With the U.S. national security plan highlighting the need for both information dominance and protection, the Department of Defense is considering a range of programs to sharpen its competitive edge against state and non-state actors.
In today’s Federal Newscast, agencies have spent almost $18 billion on goods and services in response to the coronavirus pandemic from March to June, and 47% of that was not competed among vendors.
This week on Fed Access, Jon Harper, managing editor of National Defense Magazine, joins host Derrick Dortch to discuss how the Covid-19 pandemic is affecting the Department of Defense and contractors who do business with the agency.
Forces Command IG Col. Patrick Wempe said they “may not have the life experience or the military experience” to handle the situations.
To support its domestic duties, the Coast Guard has a database of some 700,000 boats. The Marine Information for Safety and Law Enforcement system works okay as far as it goes, but it’s got issues.
For the military, the pandemic is starting to echo lessons of war and shape the defense medical system in new ways, just as conflicts did in the past.
The bipartisan House provision, advocated by Rep. Jim Langevin, would also work with federal departments to develop a U.S. national cyber strategy.
DoD has a longstanding reputation as the only federal department that can’t pass an audit. That same reputation is inhibiting the sort of recruitment it needs to help solve the problem.
What happens when a new branch of the military is enacted into being? It’s got to have a worthy headquarters.

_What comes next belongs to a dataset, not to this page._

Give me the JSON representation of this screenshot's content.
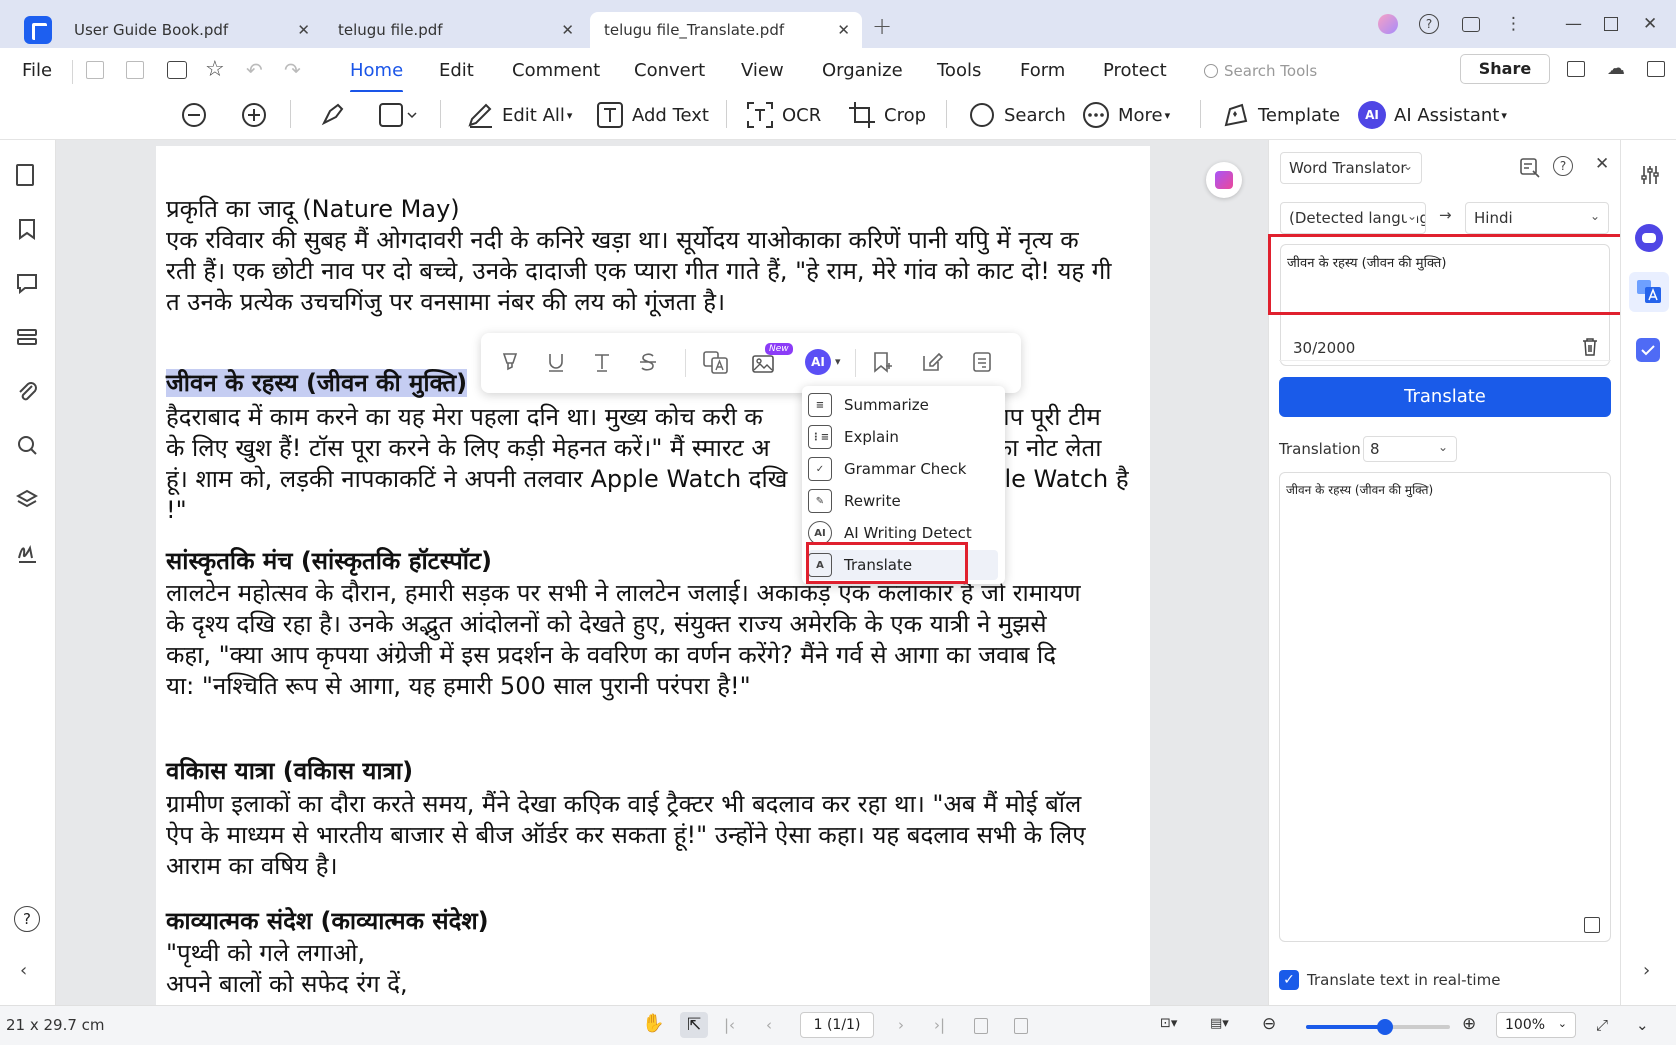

Agencies that handle classified information have had to perform a kind of juggling act to ensure their employees’ safety from the coronavirus while also guaranteeing that the work that needs to gets done.
In today’s Federal Newscast, COVID-19 has forced the cancellation of yet another government conference – this time, the largest in the country.
Army leaders say the services they’re building now are “cloud agnostic,” and can be moved to a DoD-wide enterprise cloud when and if one comes to pass.
As federal agencies begin to take advantage of new capabilities at the tactical edge, they also need to adjust their security strategies to compensate for new vulnerabilities.
Lockheed Martin failed to deliver parts with the correct electronic information causing $300 million in extra work.